Modernity is from Mars, and postmodernity from Venus. Alternatively martial and martian, the modern discipline has worshipped rigor and the future, building a mental landscape where ornament is a crime against efficacy and progress. Venereal or venusian for its part, postmodern complacency has replaced the norm with sensuality and mystery, manufacturing emotional objects all made up for seduction and magic. In the present time of the world, this overbearing and masculine modernity seems as stubborn and risky as the war strategists of the White House, more inclined to subdue by force than to convince by charm. But when the hierarchies crack under the subterranean clash of desires in conflict, only the feminine weapons of a persuasive postmodernity can mediate in the suicidal struggles of an untamed planet. The fiction of ornament so appears as an ambiguous apparel that wears away the edges of relentless identities.

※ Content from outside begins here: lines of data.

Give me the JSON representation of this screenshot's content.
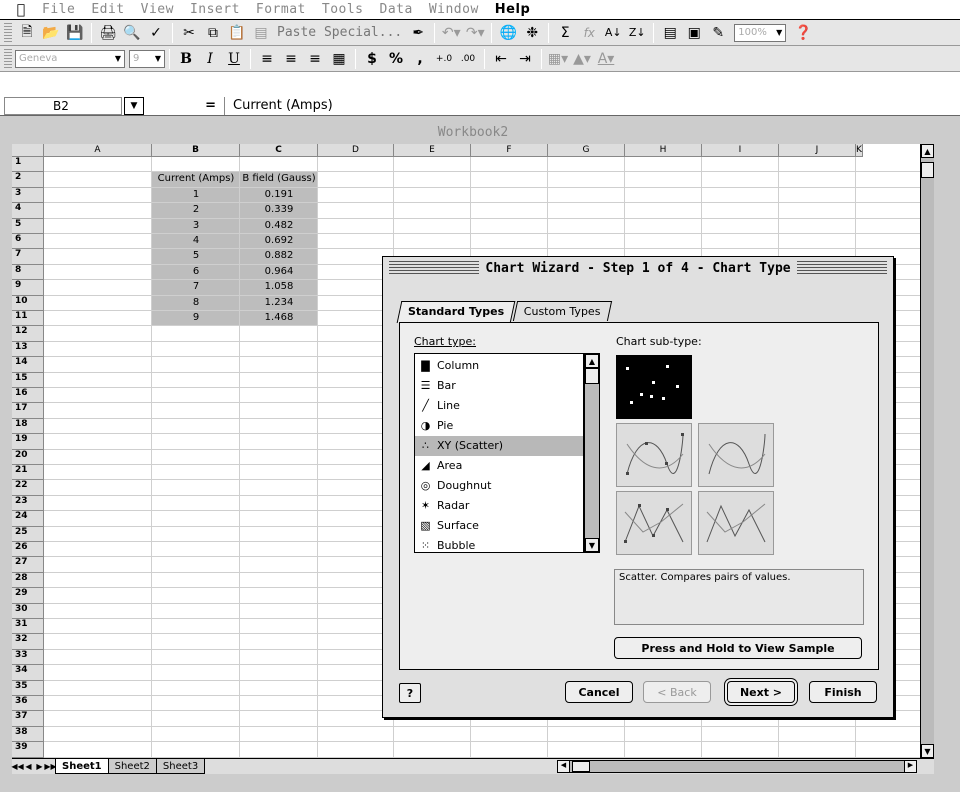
{
  "menubar": {
    "items": [
      "File",
      "Edit",
      "View",
      "Insert",
      "Format",
      "Tools",
      "Data",
      "Window",
      "Help"
    ],
    "active": "Help"
  },
  "toolbar": {
    "paste_special": "Paste Special...",
    "zoom": "100%"
  },
  "format_toolbar": {
    "font": "Geneva",
    "size": "9"
  },
  "formula_bar": {
    "cell_ref": "B2",
    "equals": "=",
    "content": "Current (Amps)"
  },
  "workbook": {
    "title": "Workbook2",
    "columns": [
      "A",
      "B",
      "C",
      "D",
      "E",
      "F",
      "G",
      "H",
      "I",
      "J",
      "K"
    ],
    "rows": [
      "1",
      "2",
      "3",
      "4",
      "5",
      "6",
      "7",
      "8",
      "9",
      "10",
      "11",
      "12",
      "13",
      "14",
      "15",
      "16",
      "17",
      "18",
      "19",
      "20",
      "21",
      "22",
      "23",
      "24",
      "25",
      "26",
      "27",
      "28",
      "29",
      "30",
      "31",
      "32",
      "33",
      "34",
      "35",
      "36",
      "37",
      "38",
      "39"
    ],
    "headers": [
      "Current (Amps)",
      "B field (Gauss)"
    ],
    "data": [
      [
        "1",
        "0.191"
      ],
      [
        "2",
        "0.339"
      ],
      [
        "3",
        "0.482"
      ],
      [
        "4",
        "0.692"
      ],
      [
        "5",
        "0.882"
      ],
      [
        "6",
        "0.964"
      ],
      [
        "7",
        "1.058"
      ],
      [
        "8",
        "1.234"
      ],
      [
        "9",
        "1.468"
      ]
    ],
    "sheets": [
      "Sheet1",
      "Sheet2",
      "Sheet3"
    ],
    "active_sheet": "Sheet1"
  },
  "dialog": {
    "title": "Chart Wizard - Step 1 of 4 - Chart Type",
    "tabs": [
      "Standard Types",
      "Custom Types"
    ],
    "chart_type_label": "Chart type:",
    "sub_type_label": "Chart sub-type:",
    "types": [
      {
        "label": "Column",
        "icon": "column-chart-icon"
      },
      {
        "label": "Bar",
        "icon": "bar-chart-icon"
      },
      {
        "label": "Line",
        "icon": "line-chart-icon"
      },
      {
        "label": "Pie",
        "icon": "pie-chart-icon"
      },
      {
        "label": "XY (Scatter)",
        "icon": "scatter-chart-icon"
      },
      {
        "label": "Area",
        "icon": "area-chart-icon"
      },
      {
        "label": "Doughnut",
        "icon": "doughnut-chart-icon"
      },
      {
        "label": "Radar",
        "icon": "radar-chart-icon"
      },
      {
        "label": "Surface",
        "icon": "surface-chart-icon"
      },
      {
        "label": "Bubble",
        "icon": "bubble-chart-icon"
      }
    ],
    "selected_type": "XY (Scatter)",
    "description": "Scatter. Compares pairs of values.",
    "sample_button": "Press and Hold to View Sample",
    "help_button": "?",
    "cancel": "Cancel",
    "back": "< Back",
    "next": "Next >",
    "finish": "Finish"
  }
}
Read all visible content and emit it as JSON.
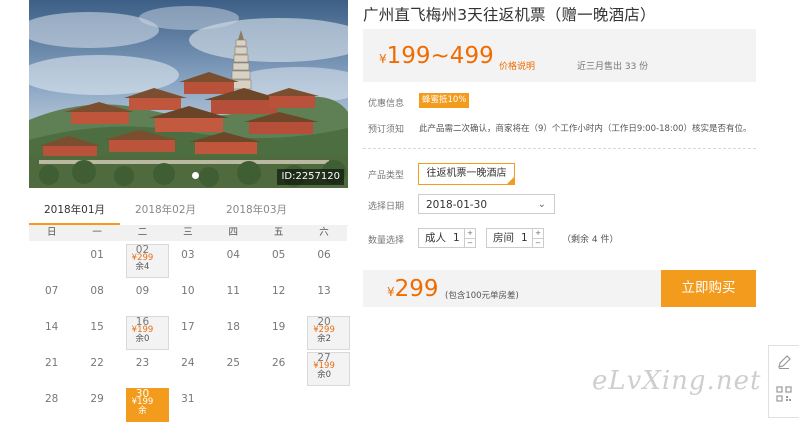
{
  "hero": {
    "photo_id": "ID:2257120"
  },
  "calendar": {
    "months": [
      "2018年01月",
      "2018年02月",
      "2018年03月"
    ],
    "active_month_index": 0,
    "weekdays": [
      "日",
      "一",
      "二",
      "三",
      "四",
      "五",
      "六"
    ],
    "days": [
      {
        "label": ""
      },
      {
        "label": "01"
      },
      {
        "label": "02",
        "price": "¥299",
        "stock": "余4"
      },
      {
        "label": "03"
      },
      {
        "label": "04"
      },
      {
        "label": "05"
      },
      {
        "label": "06"
      },
      {
        "label": "07"
      },
      {
        "label": "08"
      },
      {
        "label": "09"
      },
      {
        "label": "10"
      },
      {
        "label": "11"
      },
      {
        "label": "12"
      },
      {
        "label": "13"
      },
      {
        "label": "14"
      },
      {
        "label": "15"
      },
      {
        "label": "16",
        "price": "¥199",
        "stock": "余0"
      },
      {
        "label": "17"
      },
      {
        "label": "18"
      },
      {
        "label": "19"
      },
      {
        "label": "20",
        "price": "¥299",
        "stock": "余2"
      },
      {
        "label": "21"
      },
      {
        "label": "22"
      },
      {
        "label": "23"
      },
      {
        "label": "24"
      },
      {
        "label": "25"
      },
      {
        "label": "26"
      },
      {
        "label": "27",
        "price": "¥199",
        "stock": "余0"
      },
      {
        "label": "28"
      },
      {
        "label": "29"
      },
      {
        "label": "30",
        "price": "¥199",
        "stock": "余",
        "selected": true
      },
      {
        "label": "31"
      }
    ]
  },
  "product": {
    "title": "广州直飞梅州3天往返机票（赠一晚酒店）",
    "price_currency": "¥",
    "price_range": "199~499",
    "price_note": "价格说明",
    "sold_text": "近三月售出 33 份",
    "promo_label": "优惠信息",
    "promo_badge": "蜂蜜抵10%",
    "booking_label": "预订须知",
    "booking_note": "此产品需二次确认，商家将在（9）个工作小时内（工作日9:00-18:00）核实是否有位。",
    "type_label": "产品类型",
    "type_option": "往返机票一晚酒店",
    "date_label": "选择日期",
    "date_value": "2018-01-30",
    "qty_label": "数量选择",
    "adult_label": "成人",
    "adult_qty": "1",
    "room_label": "房间",
    "room_qty": "1",
    "remaining": "（剩余 4 件）",
    "total_currency": "¥",
    "total_price": "299",
    "total_note": "(包含100元单房差)",
    "buy_label": "立即购买"
  },
  "watermark": "eLvXing.net",
  "colors": {
    "accent": "#f29b1c",
    "price": "#ef6c00",
    "panel": "#f3f3f3"
  }
}
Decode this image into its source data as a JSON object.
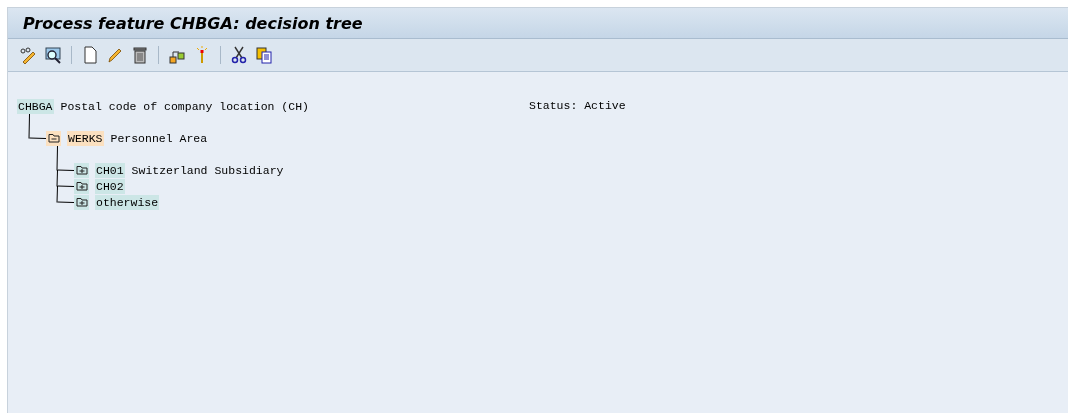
{
  "window": {
    "title": "Process feature CHBGA: decision tree"
  },
  "status": "Status: Active",
  "tree": {
    "key": "CHBGA",
    "text": "Postal code of company location (CH)",
    "kind": "feature",
    "children": [
      {
        "key": "WERKS",
        "text": "Personnel Area",
        "kind": "field",
        "expanded": true,
        "children": [
          {
            "key": "CH01",
            "text": "Switzerland Subsidiary",
            "kind": "value",
            "expanded": false
          },
          {
            "key": "CH02",
            "kind": "value",
            "expanded": false
          },
          {
            "key": "otherwise",
            "kind": "value",
            "expanded": false
          }
        ]
      }
    ]
  }
}
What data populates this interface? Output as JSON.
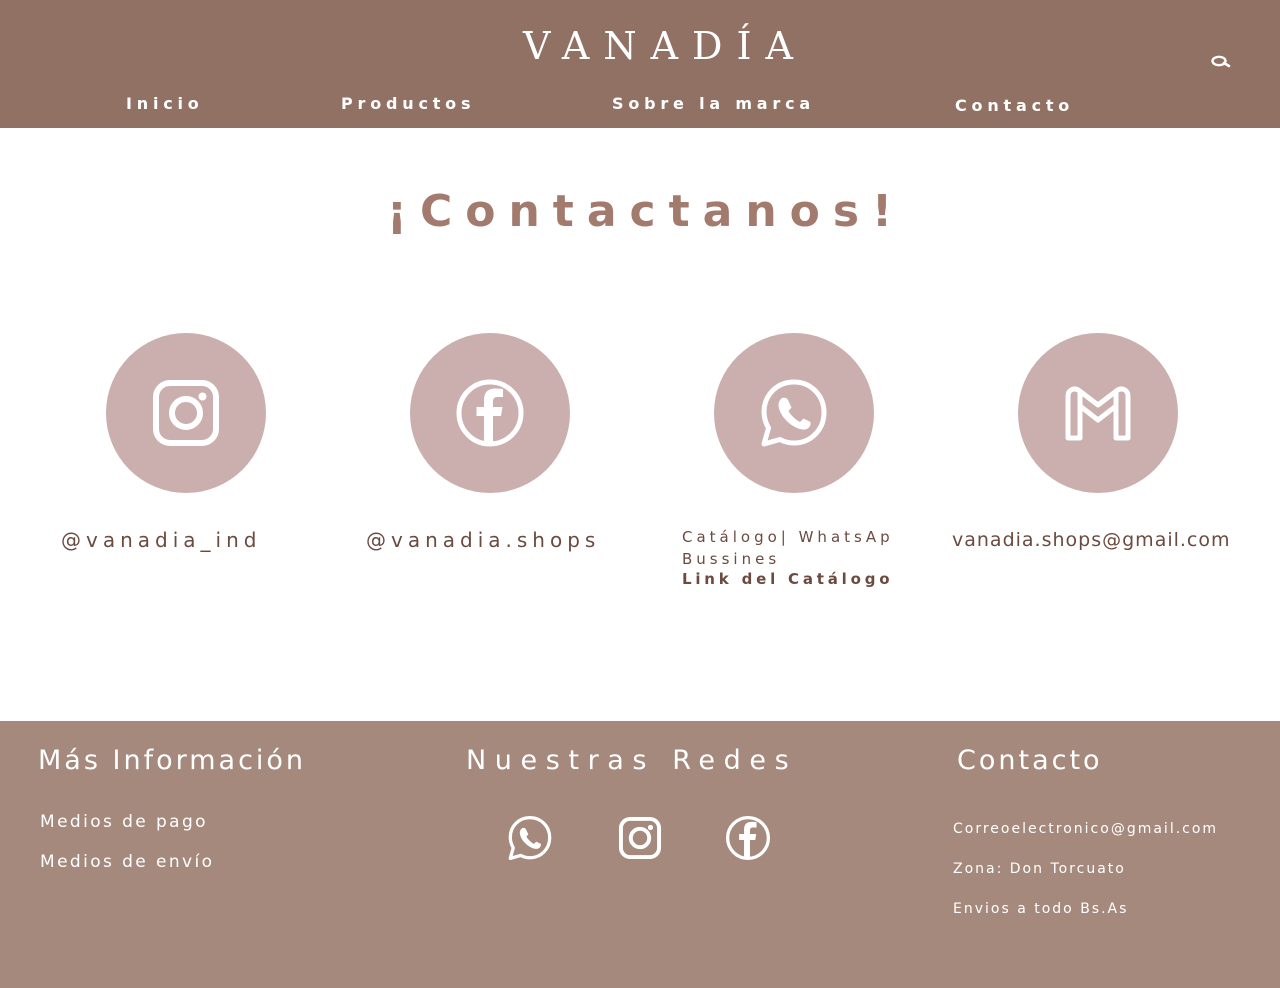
{
  "header": {
    "brand": "VANADÍA",
    "search_icon": "search-icon",
    "nav": [
      "Inicio",
      "Productos",
      "Sobre la marca",
      "Contacto"
    ]
  },
  "main": {
    "title": "¡Contactanos!",
    "contacts": [
      {
        "icon": "instagram-icon",
        "handle": "@vanadia_ind"
      },
      {
        "icon": "facebook-icon",
        "handle": "@vanadia.shops"
      },
      {
        "icon": "whatsapp-icon",
        "line1": "Catálogo| WhatsAp",
        "line2": "Bussines",
        "link": "Link del Catálogo"
      },
      {
        "icon": "gmail-icon",
        "handle": "vanadia.shops@gmail.com"
      }
    ]
  },
  "footer": {
    "info_heading": "Más Información",
    "info_links": [
      "Medios de pago",
      "Medios de envío"
    ],
    "social_heading": "Nuestras Redes",
    "social_icons": [
      "whatsapp-icon",
      "instagram-icon",
      "facebook-icon"
    ],
    "contact_heading": "Contacto",
    "contact_lines": [
      "Correoelectronico@gmail.com",
      "Zona: Don Torcuato",
      "Envios a todo Bs.As"
    ]
  },
  "colors": {
    "header_bg": "#917163",
    "title": "#a37a6e",
    "circle": "#cbaeae",
    "text_dark": "#6b4b40",
    "footer_bg": "#a5897c"
  }
}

Ornament plays a role that is not very different from that of hypocrisy or diplomatic protocol, urbanity or precaution in social intercourse, the cosmetics or the theater of encounter. Dissolving geometric force with rhythmic or conventional patterns, alleviating the offensive bareness of surfaces with textures and tremors, and illuminating the rigorist grisaille or the expeditive white with a chromatic tempest, architecture conceals its rough frankness, softens its rotund profile with a carnival dress, and finds in the gift of inebriation the kind tolerance with the truth of the other. This transit from a demanding Apollo to an exalted Dionysus is a risky path, forcing the architect to sin against reductive taste and to break the rules of stylistic anorexia; but it is also a road to sensory freedom which allows to move from intelligence to emotion, from abstract order to figurative fascination, from Doric modernity to Corinthian postmodernity.
It will be said that ornament is accessory, and this cannot be denied; but in the libidinal economy nothing is more essential than the superfluous. It will be said that ornament is superficial, and again this will have to be admitted; but in the geography of seduction nothing is deeper than the skin. And it will be said that ornament is ephemeral, and one more time this will need to be acknowledged; but in the history of perception nothing lasts longer than fleeting motifs, tenacious inhabitants of circular time. The ‘degenerate architecture’ of ornament needs not apologize for its guilty beauty; that entartete Bau is not a crime, but a disorder: a figure embarrassedly attired for minimalist moderation, but ‘dressed to kill’ in a feminine way, combining suggestiveness and attraction; on the opposite end to the masculine dressed to kill, unfortunately too literal in those expeditionary troops to the Gulf that these days colonize screens and gazes, and before which our mild ornamental disorders fade away.